And so, the media mood music proved to be correct. The narrative of most commentators in recent weeks was that Humza Yousaf was favourite but that the contest would be close. And so, it proved.
There are a number of points that jump out from the figures.
First, this is a party membership that was split on who best to succeed Nicola Sturgeon, with Yousaf triumphing by 52% to 48%, so his mandate, whilst enough in arithmetic terms, is hardly overwhelming.
30% of SNP members did not vote at all, suggesting that, for a portion of the membership, none of the candidates inspired them enough to cast a vote.
In his victory remarks, he was careful not to give hostages to fortune by announcing any new policies, saying he was not going to indulge in empty promises or soundbites – before doing just that.
He quoted the former Labour leader John Smith, who remarked on the eve of his death that the opportunity to serve was all he sought.
So, what changed today?
Well, this represents the changing of the guard, not just in personnel but in generational terms too.
Alex Salmond burst onto the political scene in the late 1970s, Nicola Sturgeon in the late 1980s when Yousaf was in short trousers.
Both Salmond and Sturgeon were products of pre-devolved Scotland, the first minister-in-waiting is a product largely of the devolved era.
Sturgeon’s tenure was earmarked by an iron discipline where it was difficult to find ‘on the record’ dissent. Most rumblings about small cliques running the show came in exasperated ‘off the record’ remarks.
Yousaf simply does not have the kind of mandate to carry on the culture of the Sturgeon era, so I would expect a more collegiate approach to government.
Then there are the difficulties in policy terms.
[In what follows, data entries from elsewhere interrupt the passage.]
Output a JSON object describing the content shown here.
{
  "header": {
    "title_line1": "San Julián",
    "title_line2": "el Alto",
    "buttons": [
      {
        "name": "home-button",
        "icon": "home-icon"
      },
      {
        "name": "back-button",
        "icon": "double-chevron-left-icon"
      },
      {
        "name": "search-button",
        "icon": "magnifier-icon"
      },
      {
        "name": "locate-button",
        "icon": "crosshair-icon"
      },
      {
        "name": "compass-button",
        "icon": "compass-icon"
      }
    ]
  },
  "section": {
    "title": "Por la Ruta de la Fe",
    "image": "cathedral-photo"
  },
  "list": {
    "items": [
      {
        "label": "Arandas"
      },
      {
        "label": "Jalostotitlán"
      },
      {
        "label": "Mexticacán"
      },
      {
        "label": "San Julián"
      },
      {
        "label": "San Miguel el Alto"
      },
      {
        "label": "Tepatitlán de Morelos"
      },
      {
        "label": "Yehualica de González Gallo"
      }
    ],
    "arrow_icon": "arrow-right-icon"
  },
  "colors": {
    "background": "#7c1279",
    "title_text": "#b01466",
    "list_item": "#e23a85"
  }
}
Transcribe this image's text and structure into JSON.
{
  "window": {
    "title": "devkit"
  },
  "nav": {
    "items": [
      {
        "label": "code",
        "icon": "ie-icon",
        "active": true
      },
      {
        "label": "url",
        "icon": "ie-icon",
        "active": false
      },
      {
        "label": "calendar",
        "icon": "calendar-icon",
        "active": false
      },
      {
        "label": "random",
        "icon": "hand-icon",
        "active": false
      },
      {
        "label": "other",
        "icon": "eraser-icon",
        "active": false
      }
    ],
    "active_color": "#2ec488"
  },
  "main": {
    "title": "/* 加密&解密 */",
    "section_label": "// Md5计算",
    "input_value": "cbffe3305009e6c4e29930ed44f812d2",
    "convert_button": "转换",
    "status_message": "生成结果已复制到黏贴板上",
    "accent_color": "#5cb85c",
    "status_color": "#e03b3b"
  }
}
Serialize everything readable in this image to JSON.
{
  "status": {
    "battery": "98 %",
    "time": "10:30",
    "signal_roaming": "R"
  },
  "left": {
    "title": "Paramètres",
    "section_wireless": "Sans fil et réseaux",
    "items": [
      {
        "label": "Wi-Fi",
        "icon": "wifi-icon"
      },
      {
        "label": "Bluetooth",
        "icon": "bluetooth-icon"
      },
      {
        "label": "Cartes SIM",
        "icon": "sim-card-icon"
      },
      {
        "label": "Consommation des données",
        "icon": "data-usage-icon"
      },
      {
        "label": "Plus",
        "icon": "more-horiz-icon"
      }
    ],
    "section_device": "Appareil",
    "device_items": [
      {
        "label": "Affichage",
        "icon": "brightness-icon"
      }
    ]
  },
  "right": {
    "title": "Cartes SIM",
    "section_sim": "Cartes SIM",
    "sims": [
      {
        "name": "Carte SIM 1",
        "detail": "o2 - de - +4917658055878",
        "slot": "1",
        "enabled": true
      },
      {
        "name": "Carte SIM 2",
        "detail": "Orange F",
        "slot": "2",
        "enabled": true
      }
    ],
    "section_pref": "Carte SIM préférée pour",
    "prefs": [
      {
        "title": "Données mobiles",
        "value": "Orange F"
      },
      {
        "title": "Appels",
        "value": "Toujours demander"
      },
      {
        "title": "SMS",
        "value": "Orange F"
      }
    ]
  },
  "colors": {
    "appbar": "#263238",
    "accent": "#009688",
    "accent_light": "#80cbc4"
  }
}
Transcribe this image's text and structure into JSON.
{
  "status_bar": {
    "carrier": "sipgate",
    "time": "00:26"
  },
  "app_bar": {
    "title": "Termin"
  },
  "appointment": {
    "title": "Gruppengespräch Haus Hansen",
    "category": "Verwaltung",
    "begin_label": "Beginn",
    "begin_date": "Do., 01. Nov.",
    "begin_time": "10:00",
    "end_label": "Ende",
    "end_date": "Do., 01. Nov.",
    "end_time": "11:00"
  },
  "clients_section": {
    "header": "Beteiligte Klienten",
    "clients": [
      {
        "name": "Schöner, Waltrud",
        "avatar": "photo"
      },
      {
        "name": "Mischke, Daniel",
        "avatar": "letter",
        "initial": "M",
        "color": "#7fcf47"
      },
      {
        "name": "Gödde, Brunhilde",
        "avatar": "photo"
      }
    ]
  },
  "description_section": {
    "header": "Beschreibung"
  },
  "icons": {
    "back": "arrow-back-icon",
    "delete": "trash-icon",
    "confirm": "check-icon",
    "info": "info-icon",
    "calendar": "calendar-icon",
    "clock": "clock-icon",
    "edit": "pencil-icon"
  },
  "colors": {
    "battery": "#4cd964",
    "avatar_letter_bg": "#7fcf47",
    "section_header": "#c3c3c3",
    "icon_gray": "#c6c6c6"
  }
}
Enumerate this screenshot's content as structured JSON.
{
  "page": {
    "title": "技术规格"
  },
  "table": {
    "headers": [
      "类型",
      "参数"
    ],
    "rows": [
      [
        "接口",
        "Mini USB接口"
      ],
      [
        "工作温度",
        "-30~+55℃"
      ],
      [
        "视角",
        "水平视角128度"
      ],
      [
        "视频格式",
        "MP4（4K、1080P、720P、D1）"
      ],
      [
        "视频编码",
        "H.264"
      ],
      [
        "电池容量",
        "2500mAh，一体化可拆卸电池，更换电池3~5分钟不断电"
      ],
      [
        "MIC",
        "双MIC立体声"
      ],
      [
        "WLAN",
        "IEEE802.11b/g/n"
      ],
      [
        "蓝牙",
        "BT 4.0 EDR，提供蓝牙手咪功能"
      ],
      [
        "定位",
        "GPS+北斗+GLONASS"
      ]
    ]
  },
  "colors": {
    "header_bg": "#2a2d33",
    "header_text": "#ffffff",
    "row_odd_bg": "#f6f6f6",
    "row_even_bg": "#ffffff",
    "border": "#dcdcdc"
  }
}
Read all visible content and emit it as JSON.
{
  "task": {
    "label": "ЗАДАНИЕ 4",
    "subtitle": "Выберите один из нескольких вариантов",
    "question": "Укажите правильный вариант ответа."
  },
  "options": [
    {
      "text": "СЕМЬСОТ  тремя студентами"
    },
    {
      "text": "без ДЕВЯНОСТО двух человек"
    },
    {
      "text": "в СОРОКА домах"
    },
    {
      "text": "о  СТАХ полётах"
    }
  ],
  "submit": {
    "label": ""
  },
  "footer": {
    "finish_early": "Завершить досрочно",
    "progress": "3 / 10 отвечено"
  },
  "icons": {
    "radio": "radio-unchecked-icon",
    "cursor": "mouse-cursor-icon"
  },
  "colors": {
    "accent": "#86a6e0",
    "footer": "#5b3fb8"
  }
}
He declared himself today as the “luckiest man in the world”. The opposition will say he will need more than luck to deal with the crises in public services which they will now attempt to pin on him.
And it was clear this afternoon that his remarks on independence will involve talking less about the need for another referendum and more about doorstep campaigning to win over doubters.
The historic fault-line in the SNP on independence strategy used to be between what was termed gradualists and fundamentalists. The former wanted an incremental approach to independence, the latter embraced more of a big-bang approach.
With devolution everyone became a fundamentalist. That is until Sturgeon resigned and left her party without a strategy as the ‘de-facto referendum’ line was buried with an almost indecent haste.
Yousaf will now have to reconcile an upcoming internal debate – or, more accurately, split. Some within the party will be dismayed that he wants to return to an approach of persuasion, which may have been fine before 2014.
Many will argue that the last referendum and the vote on Brexit should spur the government on to more radical action.
Indeed, it is perfectly possible that the large haemorrhaging of members in recent years is down in no small part to a frustration about the leadership’s failure to move the dial in the numbers expressing support for independence.
Yousaf does not have much time to deal with the problems in Scotland’s public services. And that task will be made all the more difficult, for there will not be any material change in Scotland’s public finances.
If, as many believe to be the case, he lacks Sturgeon’s firefighting abilities, there could be a run on the SNP’s poll numbers fairly quickly.
And that will mean that any slippage in support at the next UK general election in 2024 will create a sense of crisis for his leadership.
It is, of course, way premature to talk in apocalyptic terms, but party strategists know he does not have a lot of time to establish a rapport and authority with the public.
He is the candidate that the opposition parties wanted, make no mistake about that. The Humza Useless jibe is about to be dusted down and thrown at him every day he is in office.
One note of unanimity today.
There were warm words that Scotland looks set to have a first minister from a minority ethnic background. Yousaf was at his most emotional this afternoon when talking of his family’s journey that brought them to Scotland.
The words of opponents on that front were genuine and warm. He should bask in them, for there won’t be many more in the weeks and months ahead.